Megan Mullin is the Dan and Bunny Gabel Associate Professor at the Nicholas School of the Environment at Duke University. She has secondary faculty appointments in the Department of Political Science and the Sanford School of Public Policy. In 2020, she was named an Andrew Carnegie Fellow.
Mullin is a scholar of American political institutions and behavior, with emphasis on environmental politics. Her current research focuses on the governance and finance of urban water services, public opinion about climate change, and the local politics of climate adaptation. She also has published on federalism, election rules and voter turnout, and local and state institutional design. She is part of the leadership team for C-CoAST, a National Science Foundation-funded interdisciplinary initiative to study human-natural interactions in coastal systems.

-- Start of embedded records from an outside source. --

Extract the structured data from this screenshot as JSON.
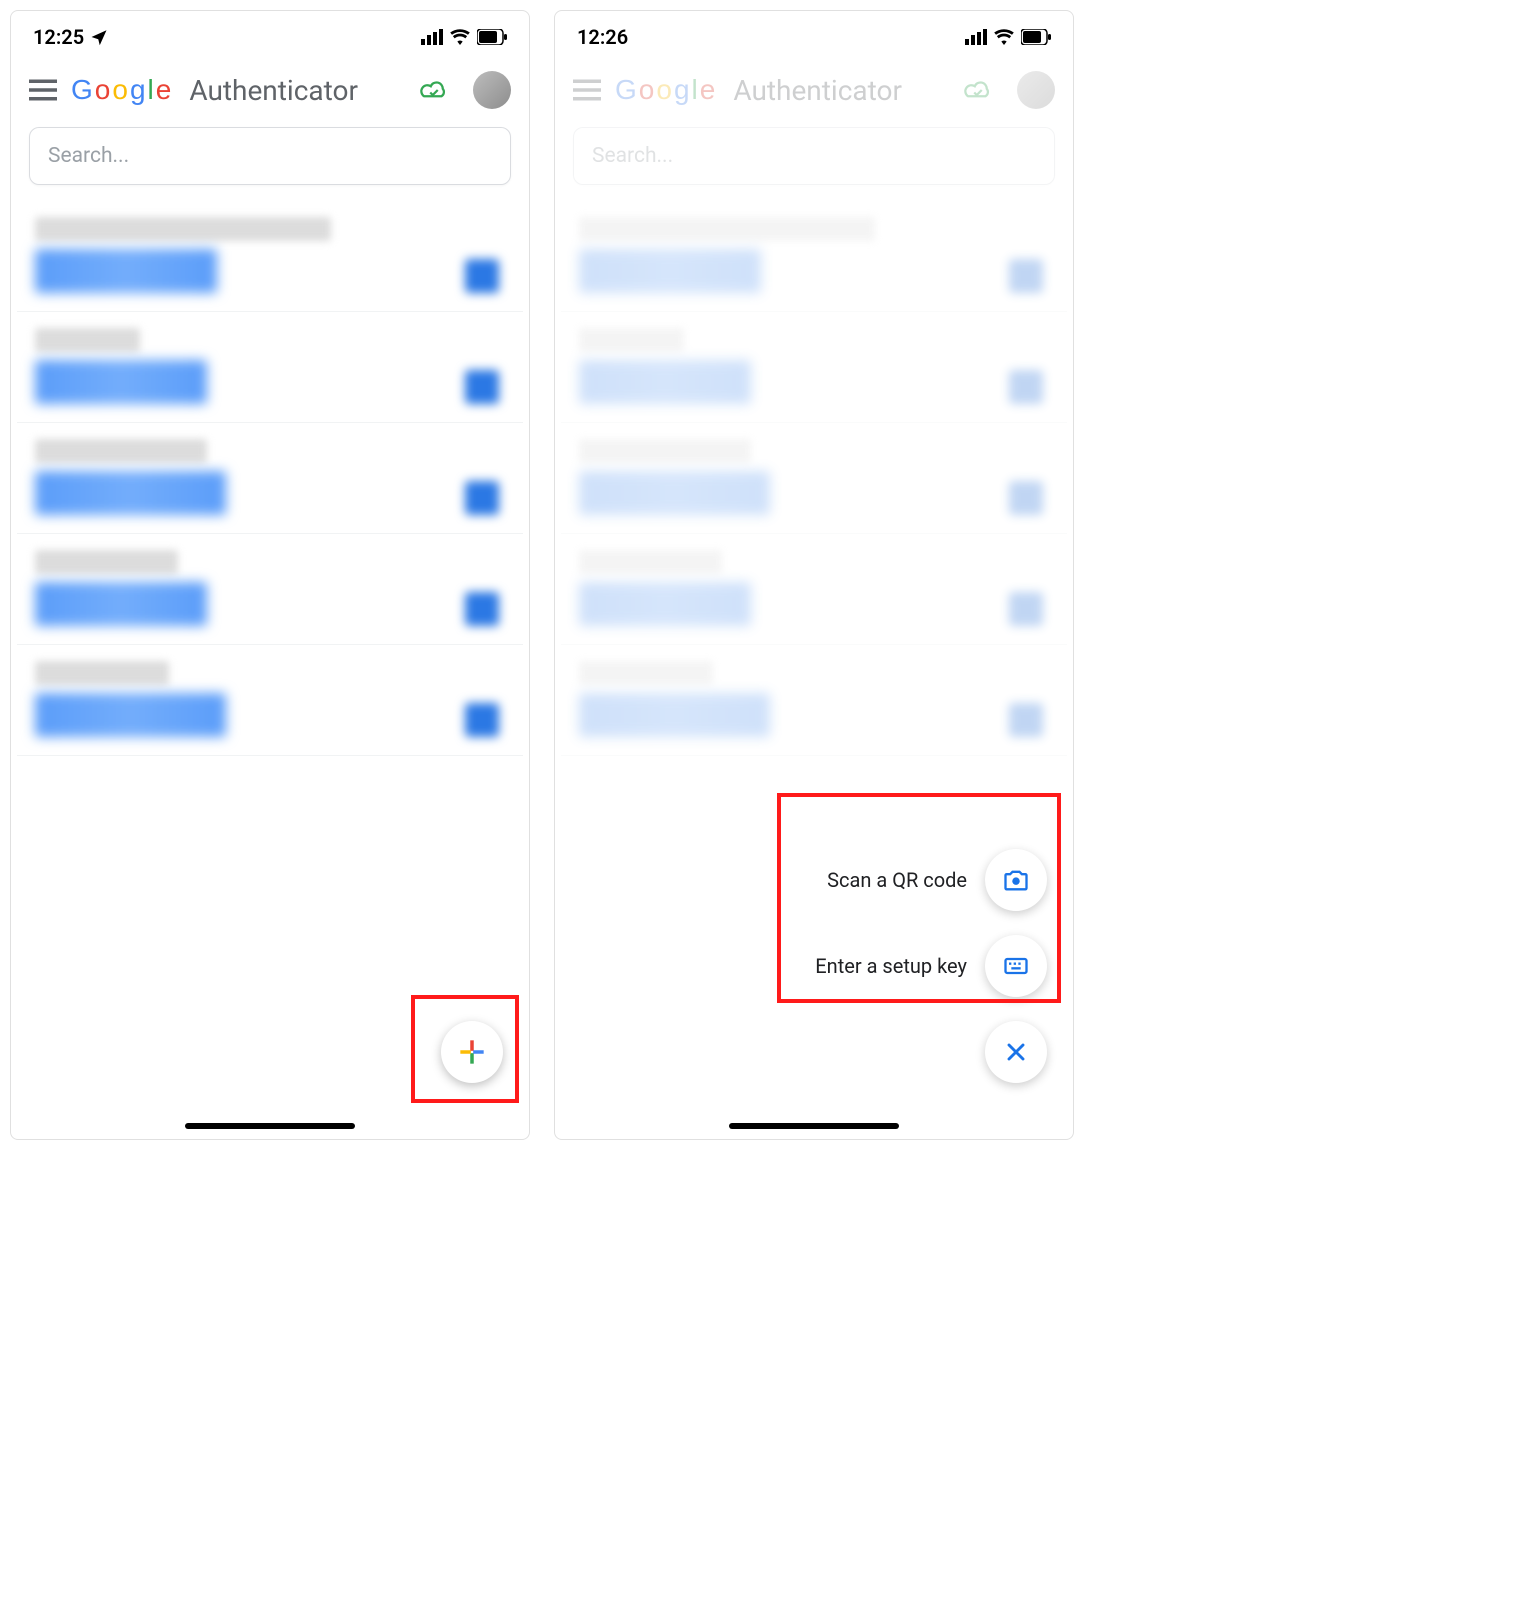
{
  "left": {
    "status": {
      "time": "12:25"
    },
    "app": {
      "brand": "Google",
      "title": "Authenticator"
    },
    "search": {
      "placeholder": "Search..."
    }
  },
  "right": {
    "status": {
      "time": "12:26"
    },
    "app": {
      "brand": "Google",
      "title": "Authenticator"
    },
    "search": {
      "placeholder": "Search..."
    },
    "actions": {
      "scan": "Scan a QR code",
      "setup": "Enter a setup key"
    }
  }
}
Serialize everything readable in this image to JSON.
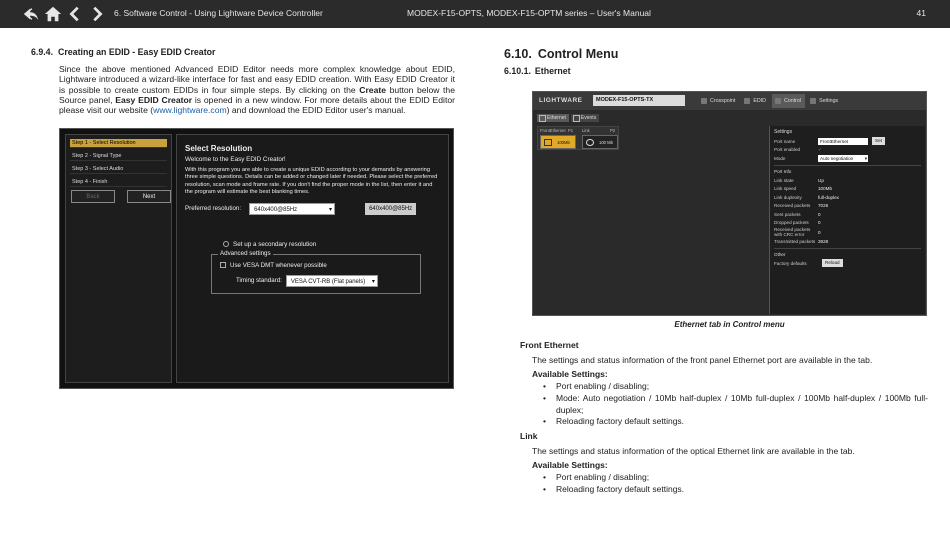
{
  "header": {
    "chapter": "6. Software Control - Using Lightware Device Controller",
    "manual": "MODEX-F15-OPTS, MODEX-F15-OPTM series – User's Manual",
    "page": "41",
    "nav_icons": [
      "back-icon",
      "home-icon",
      "previous-icon",
      "next-icon"
    ]
  },
  "left": {
    "section_number": "6.9.4.",
    "section_title": "Creating an EDID - Easy EDID Creator",
    "para_a": "Since the above mentioned Advanced EDID Editor needs more complex knowledge about EDID, Lightware introduced a wizard-like interface for fast and easy EDID creation. With Easy EDID Creator it is possible to create custom EDIDs in four simple steps. By clicking on the ",
    "para_create": "Create",
    "para_b": " button below the Source panel, ",
    "para_eec": "Easy EDID Creator",
    "para_c": " is opened in a new window. For more details about the EDID Editor please visit our website (",
    "link": "www.lightware.com",
    "para_d": ") and download the EDID Editor user's manual.",
    "wizard": {
      "steps": [
        "Step 1 - Select Resolution",
        "Step 2 - Signal Type",
        "Step 3 - Select Audio",
        "Step 4 - Finish"
      ],
      "back": "Back",
      "next": "Next",
      "title": "Select Resolution",
      "welcome": "Welcome to the Easy EDID Creator!",
      "text": "With this program you are able to create a unique EDID according to your demands by answering three simple questions. Details can be added or changed later if needed. Please select the preferred resolution, scan mode and frame rate. If you don't find the proper mode in the list, then enter it and the program will estimate the best blanking times.",
      "preferred_label": "Preferred resolution:",
      "preferred_value": "640x400@85Hz",
      "preferred_badge": "640x400@85Hz",
      "secondary": "Set up a secondary resolution",
      "advanced": "Advanced settings",
      "vesa_dmt": "Use VESA DMT whenever possible",
      "timing_label": "Timing standard:",
      "timing_value": "VESA CVT-RB (Flat panels)"
    }
  },
  "right": {
    "h1_number": "6.10.",
    "h1_title": "Control Menu",
    "h2_number": "6.10.1.",
    "h2_title": "Ethernet",
    "ldc": {
      "logo": "LIGHTWARE",
      "device": "MODEX-F15-OPTS-TX",
      "menu": [
        "Crosspoint",
        "EDID",
        "Control",
        "Settings"
      ],
      "tabs": [
        "Ethernet",
        "Events"
      ],
      "port_front": "FrontEthernet",
      "port_front_no": "P1",
      "port_link": "Link",
      "port_link_no": "P2",
      "port_front_speed": "100Mb",
      "port_link_speed": "100 Mb",
      "settings_title": "Settings",
      "port_name_k": "Port name",
      "port_name_v": "FrontEthernet",
      "set": "Set",
      "port_enabled_k": "Port enabled",
      "port_enabled_v": "✓",
      "mode_k": "Mode",
      "mode_v": "Auto negotiation",
      "port_info": "Port Info",
      "link_state_k": "Link state",
      "link_state_v": "Up",
      "link_speed_k": "Link speed",
      "link_speed_v": "100Mb",
      "link_duplex_k": "Link duplexity",
      "link_duplex_v": "full-duplex",
      "recv_k": "Received packets",
      "recv_v": "7026",
      "sent_k": "Sent packets",
      "sent_v": "0",
      "dropped_k": "Dropped packets",
      "dropped_v": "0",
      "crc_k": "Received packets with CRC error",
      "crc_v": "0",
      "trans_k": "Transmitted packets",
      "trans_v": "3928",
      "other": "Other",
      "factory_k": "Factory defaults",
      "reload": "Reload"
    },
    "caption": "Ethernet tab in Control menu",
    "front_title": "Front Ethernet",
    "front_desc": "The settings and status information of the front panel Ethernet port are available in the tab.",
    "available": "Available Settings:",
    "front_items": [
      "Port enabling / disabling;",
      "Mode: Auto negotiation / 10Mb half-duplex / 10Mb full-duplex / 100Mb half-duplex / 100Mb full-duplex;",
      "Reloading factory default settings."
    ],
    "link_title": "Link",
    "link_desc": "The settings and status information of the optical Ethernet link are available in the tab.",
    "link_items": [
      "Port enabling / disabling;",
      "Reloading factory default settings."
    ]
  }
}
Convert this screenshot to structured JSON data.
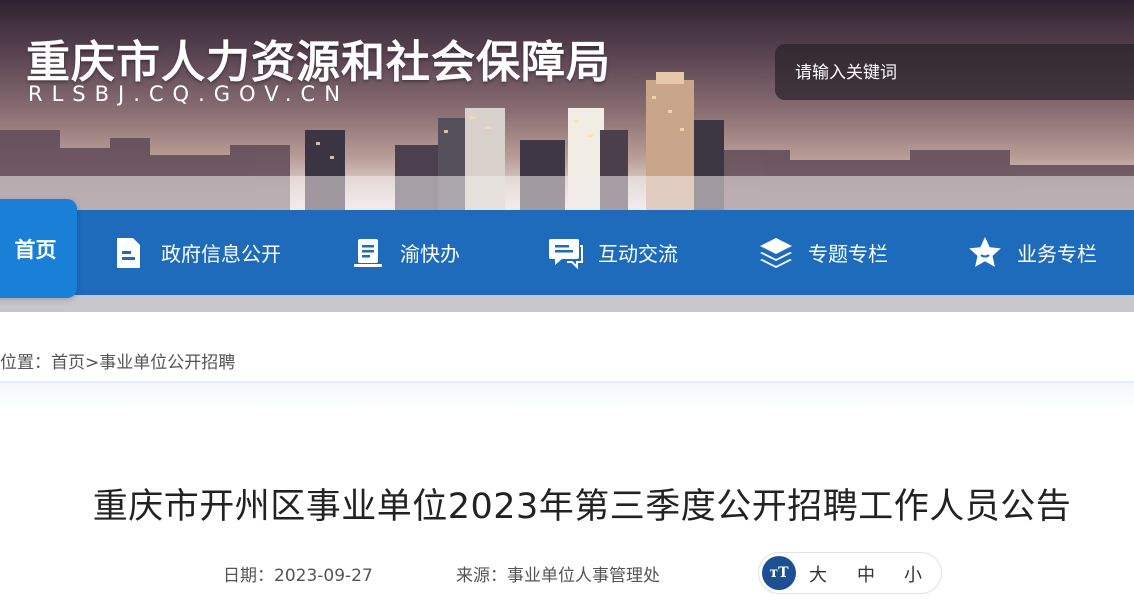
{
  "header": {
    "site_title": "重庆市人力资源和社会保障局",
    "site_domain": "RLSBJ.CQ.GOV.CN"
  },
  "search": {
    "placeholder": "请输入关键词"
  },
  "nav": {
    "home_label": "首页",
    "items": [
      {
        "label": "政府信息公开",
        "icon": "document-icon"
      },
      {
        "label": "渝快办",
        "icon": "book-icon"
      },
      {
        "label": "互动交流",
        "icon": "chat-icon"
      },
      {
        "label": "专题专栏",
        "icon": "layers-icon"
      },
      {
        "label": "业务专栏",
        "icon": "star-icon"
      }
    ]
  },
  "breadcrumb": {
    "prefix": "位置：",
    "home": "首页",
    "separator": ">",
    "current": "事业单位公开招聘"
  },
  "article": {
    "title": "重庆市开州区事业单位2023年第三季度公开招聘工作人员公告",
    "date_label": "日期：",
    "date": "2023-09-27",
    "source_label": "来源：",
    "source": "事业单位人事管理处",
    "font_size": {
      "icon_text": "тT",
      "large": "大",
      "medium": "中",
      "small": "小"
    }
  },
  "colors": {
    "nav_bg": "#1e6bbb",
    "nav_active_bg": "#1a7fd6",
    "text_primary": "#222222",
    "text_meta": "#555555"
  }
}
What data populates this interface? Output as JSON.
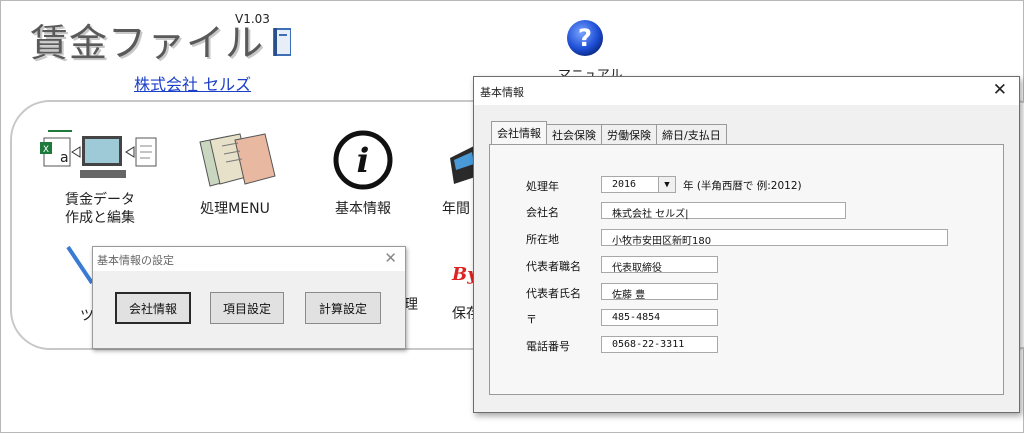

Mullin’s articles have appeared in Nature, Science, American Journal of Political Science, Journal of Politics, and other journals in political science, public administration, and planning. She is the recipient of five awards from the American Political Science Association, including the Lynton Keith Caldwell Award for her book, Governing the Tap: Special District Governance and the New Local Politics of Water (MIT Press, 2009). Her research has been funded by NSF, the U.S. Geological Survey, the Carnegie Corporation, the JEHT Foundation, and the John Randolph Haynes and Dora Haynes Foundation. She has prepared guidance documents for policy makers and contributed public writings to the New York Times, the Washington Post, and other outlets.
Mullin teaches and advises students in the areas of environmental politics, local politics, and water governance in the United States. Prior to coming to Duke, she served on the political science faculty at Temple University. Mullin received her Ph.D. in political science from the University of California, Berkeley.